-- Information follows --

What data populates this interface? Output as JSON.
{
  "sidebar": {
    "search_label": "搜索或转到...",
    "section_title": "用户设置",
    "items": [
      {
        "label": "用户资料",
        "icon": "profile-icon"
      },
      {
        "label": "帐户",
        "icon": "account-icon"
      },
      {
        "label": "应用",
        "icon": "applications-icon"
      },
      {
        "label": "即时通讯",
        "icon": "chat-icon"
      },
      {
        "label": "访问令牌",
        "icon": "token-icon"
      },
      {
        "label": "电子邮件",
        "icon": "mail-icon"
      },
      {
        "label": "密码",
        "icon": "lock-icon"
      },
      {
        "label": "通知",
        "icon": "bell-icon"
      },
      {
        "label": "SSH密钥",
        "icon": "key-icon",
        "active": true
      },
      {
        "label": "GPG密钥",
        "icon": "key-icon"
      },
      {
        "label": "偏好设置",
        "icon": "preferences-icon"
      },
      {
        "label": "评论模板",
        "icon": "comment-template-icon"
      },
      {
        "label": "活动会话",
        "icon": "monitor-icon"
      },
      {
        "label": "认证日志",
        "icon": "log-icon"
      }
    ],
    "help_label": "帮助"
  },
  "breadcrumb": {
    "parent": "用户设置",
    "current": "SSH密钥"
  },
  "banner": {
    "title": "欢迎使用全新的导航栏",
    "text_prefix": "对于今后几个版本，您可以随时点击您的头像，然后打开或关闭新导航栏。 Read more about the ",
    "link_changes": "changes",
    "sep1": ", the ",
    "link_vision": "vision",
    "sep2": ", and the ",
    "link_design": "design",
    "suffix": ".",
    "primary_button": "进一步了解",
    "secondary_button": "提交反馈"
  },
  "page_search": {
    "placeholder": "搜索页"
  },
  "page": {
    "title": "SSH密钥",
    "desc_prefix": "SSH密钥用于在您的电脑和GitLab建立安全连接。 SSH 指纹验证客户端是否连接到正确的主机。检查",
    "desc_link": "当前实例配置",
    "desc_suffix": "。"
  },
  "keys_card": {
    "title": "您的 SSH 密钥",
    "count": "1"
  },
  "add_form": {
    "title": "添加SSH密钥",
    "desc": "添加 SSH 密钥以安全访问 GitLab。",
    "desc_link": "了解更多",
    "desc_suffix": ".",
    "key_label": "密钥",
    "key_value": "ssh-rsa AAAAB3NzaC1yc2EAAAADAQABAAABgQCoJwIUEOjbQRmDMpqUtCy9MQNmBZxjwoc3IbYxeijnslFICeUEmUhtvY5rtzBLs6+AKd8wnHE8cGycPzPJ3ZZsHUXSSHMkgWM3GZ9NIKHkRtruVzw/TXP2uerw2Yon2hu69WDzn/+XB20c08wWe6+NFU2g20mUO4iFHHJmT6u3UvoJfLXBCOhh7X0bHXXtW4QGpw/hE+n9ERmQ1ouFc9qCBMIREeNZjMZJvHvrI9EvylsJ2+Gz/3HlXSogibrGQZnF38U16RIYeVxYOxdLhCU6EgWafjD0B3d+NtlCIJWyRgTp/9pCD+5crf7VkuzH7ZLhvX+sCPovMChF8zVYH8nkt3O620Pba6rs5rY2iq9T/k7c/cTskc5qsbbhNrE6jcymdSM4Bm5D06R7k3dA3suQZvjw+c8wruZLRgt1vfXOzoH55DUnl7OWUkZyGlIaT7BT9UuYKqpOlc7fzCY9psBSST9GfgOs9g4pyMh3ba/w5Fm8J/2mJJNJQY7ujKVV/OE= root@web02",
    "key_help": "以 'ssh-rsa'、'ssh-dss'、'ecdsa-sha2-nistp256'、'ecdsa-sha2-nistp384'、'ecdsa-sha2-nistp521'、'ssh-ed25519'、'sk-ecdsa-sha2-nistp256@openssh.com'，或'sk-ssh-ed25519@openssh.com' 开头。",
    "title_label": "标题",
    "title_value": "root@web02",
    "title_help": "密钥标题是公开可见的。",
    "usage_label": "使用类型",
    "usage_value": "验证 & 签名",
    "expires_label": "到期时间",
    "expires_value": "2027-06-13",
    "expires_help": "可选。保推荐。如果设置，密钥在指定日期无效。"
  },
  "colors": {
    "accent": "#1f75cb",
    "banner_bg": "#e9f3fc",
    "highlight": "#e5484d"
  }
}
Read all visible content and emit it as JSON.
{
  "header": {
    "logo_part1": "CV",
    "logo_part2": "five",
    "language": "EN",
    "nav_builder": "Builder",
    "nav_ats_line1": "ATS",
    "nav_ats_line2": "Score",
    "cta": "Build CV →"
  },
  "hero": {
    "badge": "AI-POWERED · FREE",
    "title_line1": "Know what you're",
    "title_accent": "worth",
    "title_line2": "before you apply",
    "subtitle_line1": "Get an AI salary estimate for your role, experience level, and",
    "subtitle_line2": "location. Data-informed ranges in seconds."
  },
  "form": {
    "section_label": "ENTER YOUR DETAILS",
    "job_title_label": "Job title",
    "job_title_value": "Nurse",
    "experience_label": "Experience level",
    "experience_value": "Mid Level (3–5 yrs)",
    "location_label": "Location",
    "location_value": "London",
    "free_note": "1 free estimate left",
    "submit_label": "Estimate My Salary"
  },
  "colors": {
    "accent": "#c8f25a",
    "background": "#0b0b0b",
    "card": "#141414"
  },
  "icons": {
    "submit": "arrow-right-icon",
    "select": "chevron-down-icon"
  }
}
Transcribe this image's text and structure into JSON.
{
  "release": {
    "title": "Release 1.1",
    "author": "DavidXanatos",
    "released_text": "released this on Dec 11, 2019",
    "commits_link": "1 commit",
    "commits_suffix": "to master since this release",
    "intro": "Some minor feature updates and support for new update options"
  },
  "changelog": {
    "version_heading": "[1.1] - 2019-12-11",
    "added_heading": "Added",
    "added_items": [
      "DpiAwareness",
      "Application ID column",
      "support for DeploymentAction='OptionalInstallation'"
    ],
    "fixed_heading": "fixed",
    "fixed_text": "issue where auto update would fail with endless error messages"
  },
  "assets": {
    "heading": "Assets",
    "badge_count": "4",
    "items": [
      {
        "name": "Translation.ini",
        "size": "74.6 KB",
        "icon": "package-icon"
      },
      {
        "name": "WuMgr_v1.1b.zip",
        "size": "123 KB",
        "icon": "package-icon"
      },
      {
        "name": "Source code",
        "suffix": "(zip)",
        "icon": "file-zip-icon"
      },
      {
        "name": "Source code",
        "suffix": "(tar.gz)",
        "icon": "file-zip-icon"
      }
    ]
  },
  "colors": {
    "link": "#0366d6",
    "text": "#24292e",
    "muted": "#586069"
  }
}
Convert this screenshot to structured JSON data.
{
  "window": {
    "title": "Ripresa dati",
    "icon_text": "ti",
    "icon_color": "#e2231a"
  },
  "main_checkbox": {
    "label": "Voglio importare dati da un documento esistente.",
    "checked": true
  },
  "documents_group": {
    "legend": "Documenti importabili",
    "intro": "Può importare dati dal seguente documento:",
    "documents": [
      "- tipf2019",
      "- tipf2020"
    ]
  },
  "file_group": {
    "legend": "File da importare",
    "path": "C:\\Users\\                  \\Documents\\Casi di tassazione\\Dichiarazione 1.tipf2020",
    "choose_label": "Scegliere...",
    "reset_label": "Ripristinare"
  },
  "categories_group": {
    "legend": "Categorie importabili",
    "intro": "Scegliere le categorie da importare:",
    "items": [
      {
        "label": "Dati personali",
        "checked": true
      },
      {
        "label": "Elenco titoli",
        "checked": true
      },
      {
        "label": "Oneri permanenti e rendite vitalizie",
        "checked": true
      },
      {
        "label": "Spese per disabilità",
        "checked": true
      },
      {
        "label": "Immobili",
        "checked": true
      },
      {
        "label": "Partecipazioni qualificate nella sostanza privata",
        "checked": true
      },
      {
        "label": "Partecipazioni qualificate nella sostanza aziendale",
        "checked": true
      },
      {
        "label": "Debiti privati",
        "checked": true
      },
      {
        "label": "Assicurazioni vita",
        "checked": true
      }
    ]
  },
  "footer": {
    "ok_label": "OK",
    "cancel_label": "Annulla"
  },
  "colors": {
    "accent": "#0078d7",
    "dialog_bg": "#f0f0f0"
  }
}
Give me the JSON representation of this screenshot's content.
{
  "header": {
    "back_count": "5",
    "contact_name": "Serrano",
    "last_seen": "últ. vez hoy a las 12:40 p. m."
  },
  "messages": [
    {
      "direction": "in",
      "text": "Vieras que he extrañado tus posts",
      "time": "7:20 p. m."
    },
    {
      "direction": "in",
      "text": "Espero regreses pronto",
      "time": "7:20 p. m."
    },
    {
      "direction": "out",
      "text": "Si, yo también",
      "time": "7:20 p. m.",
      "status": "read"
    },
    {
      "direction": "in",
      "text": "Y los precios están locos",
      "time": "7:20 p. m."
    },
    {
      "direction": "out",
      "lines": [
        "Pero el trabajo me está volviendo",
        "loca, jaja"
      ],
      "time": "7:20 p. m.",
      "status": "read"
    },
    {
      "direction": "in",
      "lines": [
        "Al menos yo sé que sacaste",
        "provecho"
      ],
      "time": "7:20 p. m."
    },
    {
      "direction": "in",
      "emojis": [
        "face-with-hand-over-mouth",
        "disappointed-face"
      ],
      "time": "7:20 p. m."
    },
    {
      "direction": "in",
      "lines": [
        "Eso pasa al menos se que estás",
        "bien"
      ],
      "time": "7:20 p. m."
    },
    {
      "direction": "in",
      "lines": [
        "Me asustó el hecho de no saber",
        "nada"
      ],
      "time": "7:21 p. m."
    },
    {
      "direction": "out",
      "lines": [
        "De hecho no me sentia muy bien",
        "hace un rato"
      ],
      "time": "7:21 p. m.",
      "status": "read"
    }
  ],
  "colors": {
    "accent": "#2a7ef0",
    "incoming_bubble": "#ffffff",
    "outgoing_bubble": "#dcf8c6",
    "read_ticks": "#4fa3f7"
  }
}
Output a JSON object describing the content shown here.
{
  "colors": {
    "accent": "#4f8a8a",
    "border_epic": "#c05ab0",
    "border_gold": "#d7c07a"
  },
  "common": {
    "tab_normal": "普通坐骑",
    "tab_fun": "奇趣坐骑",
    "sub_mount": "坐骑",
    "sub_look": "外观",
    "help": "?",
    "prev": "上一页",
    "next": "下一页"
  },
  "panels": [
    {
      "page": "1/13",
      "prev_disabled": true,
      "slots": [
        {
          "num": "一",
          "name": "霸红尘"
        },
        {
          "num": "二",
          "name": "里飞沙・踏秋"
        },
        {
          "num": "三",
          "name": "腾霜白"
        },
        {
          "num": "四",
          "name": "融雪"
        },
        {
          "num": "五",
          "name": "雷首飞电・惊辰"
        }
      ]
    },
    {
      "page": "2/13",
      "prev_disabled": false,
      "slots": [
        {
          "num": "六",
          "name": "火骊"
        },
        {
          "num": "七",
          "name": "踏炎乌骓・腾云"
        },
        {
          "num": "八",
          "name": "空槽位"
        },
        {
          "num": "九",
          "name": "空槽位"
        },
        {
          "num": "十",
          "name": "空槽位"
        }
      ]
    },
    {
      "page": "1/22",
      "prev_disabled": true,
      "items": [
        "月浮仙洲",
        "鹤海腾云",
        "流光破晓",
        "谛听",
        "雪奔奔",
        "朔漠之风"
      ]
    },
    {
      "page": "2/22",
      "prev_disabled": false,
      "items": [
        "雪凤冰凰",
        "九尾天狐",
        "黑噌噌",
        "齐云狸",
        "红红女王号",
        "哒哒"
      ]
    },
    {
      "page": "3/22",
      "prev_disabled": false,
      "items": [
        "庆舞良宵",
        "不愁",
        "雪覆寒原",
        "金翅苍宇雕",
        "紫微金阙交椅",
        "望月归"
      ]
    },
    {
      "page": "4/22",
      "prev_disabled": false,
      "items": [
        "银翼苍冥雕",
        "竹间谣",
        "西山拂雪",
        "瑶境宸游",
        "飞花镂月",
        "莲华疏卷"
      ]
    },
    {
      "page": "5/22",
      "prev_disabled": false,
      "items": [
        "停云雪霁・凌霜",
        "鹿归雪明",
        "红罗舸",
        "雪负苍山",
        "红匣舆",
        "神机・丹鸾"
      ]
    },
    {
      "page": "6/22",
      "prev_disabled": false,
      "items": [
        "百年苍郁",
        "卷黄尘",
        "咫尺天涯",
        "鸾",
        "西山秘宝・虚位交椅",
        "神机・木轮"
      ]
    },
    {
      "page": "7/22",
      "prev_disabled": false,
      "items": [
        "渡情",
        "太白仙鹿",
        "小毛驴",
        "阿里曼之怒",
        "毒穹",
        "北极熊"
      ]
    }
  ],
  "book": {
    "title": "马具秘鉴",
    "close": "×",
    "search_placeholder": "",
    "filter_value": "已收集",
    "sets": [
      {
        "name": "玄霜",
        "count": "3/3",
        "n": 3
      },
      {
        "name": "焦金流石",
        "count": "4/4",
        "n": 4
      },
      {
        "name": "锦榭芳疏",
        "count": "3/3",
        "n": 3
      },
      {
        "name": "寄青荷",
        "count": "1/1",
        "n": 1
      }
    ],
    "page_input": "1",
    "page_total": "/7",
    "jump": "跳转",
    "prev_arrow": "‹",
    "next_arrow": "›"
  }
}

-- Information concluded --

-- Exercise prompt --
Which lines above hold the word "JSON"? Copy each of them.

-- Exercise response --
What data populates this interface? Output as JSON.
Read all visible content and emit it as JSON.
Transcribe this image's text and structure into JSON.
Convert this screenshot to structured JSON data.
Give me the JSON representation of this screenshot's content.
Output a JSON object describing the content shown here.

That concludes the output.